The work on the small states is an important component of the IMF’s global policy agenda. Among the 36 member countries covered by the IMF Asia and Pacific Department (APD), 13 countries are developing small states—most of which are Pacific islands. As part of APD’s ongoing effort to increase its engagement with regional small states and their development partners and enhance information sharing within the IMF, this issue marks the launch of the APD Small States Monitor, a quarterly bulletin featuring the latest economic developments, country notes from the most recent Article IV staff reports, special topics, past and upcoming events, and forthcoming IMF research on small states. In future issues, we will also host contributions from the authorities of small states and their development partners on key policy topics. Our goal is to exchange knowledge and deepen our understanding of the policy challenges these economies face to better tailor our policy advice.

Mrs. Sarwat Jahan and Ke Wang

For the latest thinking about the international financial system, monetary policy, economic development, poverty reduction, and other critical issues, subscribe to Finance & Development (F&D). This lively quarterly magazine brings you in-depth analyses of these and other subjects by the IMF’s own staff as well as by prominent international experts. Articles are written for lay readers who want to enrich their understanding of the workings of the global economy and the policies and activities of the IMF.

International Monetary Fund. External Relations Dept.

WHAT early warning signals should policymakers heed to avoid a repeat of a Mexico-type reversal of private capital flows? Experience suggests that a combination of indicators can provide powerful hints of approaching problems.

International Monetary Fund. Asia and Pacific Dept

Kiribati is a small and fragile state vulnerable to climate change.

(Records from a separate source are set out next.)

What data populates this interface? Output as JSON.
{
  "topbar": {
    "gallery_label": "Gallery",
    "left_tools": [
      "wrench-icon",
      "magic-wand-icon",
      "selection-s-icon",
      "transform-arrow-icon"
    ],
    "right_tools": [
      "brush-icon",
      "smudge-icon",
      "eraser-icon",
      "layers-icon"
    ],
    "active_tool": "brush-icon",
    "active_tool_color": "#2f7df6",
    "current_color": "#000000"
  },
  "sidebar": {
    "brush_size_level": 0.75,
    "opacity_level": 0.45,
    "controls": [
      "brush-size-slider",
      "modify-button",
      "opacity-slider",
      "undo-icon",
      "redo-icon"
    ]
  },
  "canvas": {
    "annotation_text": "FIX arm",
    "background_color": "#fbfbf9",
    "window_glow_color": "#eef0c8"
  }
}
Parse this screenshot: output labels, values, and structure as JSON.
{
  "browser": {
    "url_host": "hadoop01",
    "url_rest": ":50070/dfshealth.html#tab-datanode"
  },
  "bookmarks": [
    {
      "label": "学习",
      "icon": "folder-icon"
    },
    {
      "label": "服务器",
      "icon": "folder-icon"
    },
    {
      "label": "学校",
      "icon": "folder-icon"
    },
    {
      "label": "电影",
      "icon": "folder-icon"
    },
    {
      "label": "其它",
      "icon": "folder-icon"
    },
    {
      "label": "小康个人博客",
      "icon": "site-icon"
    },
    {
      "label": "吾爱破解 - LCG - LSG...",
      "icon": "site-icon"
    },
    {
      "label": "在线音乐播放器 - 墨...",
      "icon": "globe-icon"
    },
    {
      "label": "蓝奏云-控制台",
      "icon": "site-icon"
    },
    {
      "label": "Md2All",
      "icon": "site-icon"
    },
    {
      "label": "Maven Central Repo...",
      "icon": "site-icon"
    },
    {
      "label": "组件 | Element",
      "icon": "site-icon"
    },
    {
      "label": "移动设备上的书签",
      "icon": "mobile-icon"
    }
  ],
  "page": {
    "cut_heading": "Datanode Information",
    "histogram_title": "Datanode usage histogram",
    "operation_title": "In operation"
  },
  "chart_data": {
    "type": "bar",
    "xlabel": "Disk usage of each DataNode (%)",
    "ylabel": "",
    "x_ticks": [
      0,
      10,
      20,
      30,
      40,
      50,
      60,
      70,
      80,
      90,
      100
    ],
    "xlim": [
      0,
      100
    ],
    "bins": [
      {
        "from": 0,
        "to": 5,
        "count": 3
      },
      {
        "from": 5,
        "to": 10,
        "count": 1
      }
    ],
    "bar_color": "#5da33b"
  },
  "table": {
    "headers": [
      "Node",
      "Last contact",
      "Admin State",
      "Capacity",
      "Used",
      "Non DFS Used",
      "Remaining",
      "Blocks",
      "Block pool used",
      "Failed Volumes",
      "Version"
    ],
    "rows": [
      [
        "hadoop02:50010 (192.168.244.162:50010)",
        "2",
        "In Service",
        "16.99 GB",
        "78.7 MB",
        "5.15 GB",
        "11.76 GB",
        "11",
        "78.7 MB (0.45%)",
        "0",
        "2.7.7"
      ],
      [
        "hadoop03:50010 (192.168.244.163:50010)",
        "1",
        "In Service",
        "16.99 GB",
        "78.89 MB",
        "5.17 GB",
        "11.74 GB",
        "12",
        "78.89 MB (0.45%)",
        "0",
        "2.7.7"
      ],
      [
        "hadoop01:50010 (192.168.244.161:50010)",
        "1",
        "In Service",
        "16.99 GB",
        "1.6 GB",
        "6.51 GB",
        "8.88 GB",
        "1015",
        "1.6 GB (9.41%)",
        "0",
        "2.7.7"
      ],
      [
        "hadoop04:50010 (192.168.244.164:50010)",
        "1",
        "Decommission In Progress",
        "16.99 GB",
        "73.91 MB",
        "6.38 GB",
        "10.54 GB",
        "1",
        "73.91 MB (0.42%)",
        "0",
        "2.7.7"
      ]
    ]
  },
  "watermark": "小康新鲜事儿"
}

Record high fishing revenue in recent years has boosted growth, improved the current account, and strengthened the balance of the sovereign wealth fund, the primary vehicle for intergenerational saving. However, fishing revenue has declined in the early months of 2016 and is projected to remain at more modest levels over the medium term. Building fiscal buffers to enhance resilience and continued support from development partners are essential to mitigate downside risks to growth.

International Monetary Fund. Asia and Pacific Dept
Kiribati is one of the poorest and most remote microstates in the Pacific. It is highly dependent on volatile fishing license fees, remittances, and donor assistance. The challenge is to implement fiscal and structural reforms to help ensure fiscal sustainability, promote private sector development, and increase its resilience to external shocks. Fully using its marine potential beyond fishing license fees will help to improve fiscal revenues and growth opportunities. More generally, private sector development is critical for both increasing growth and reducing fiscal pressures.
International Monetary Fund
The staff report highlights that the economy of Kiribati showed resilience from the global crisis owing to infrastructure projects financed by foreign assistance. Executive Directors stressed the importance of preserving real per capita value of the Revenue Equalization Reserve Fund to ensure fiscal sustainability and intergenerational fairness. They appreciated the multiyear budget framework, which helped in designing realistic fiscal plans. Directors noted the joint IMF-World Bank debt sustainability analysis and encouraged authorities to secure grant financing to support the country’s development needs.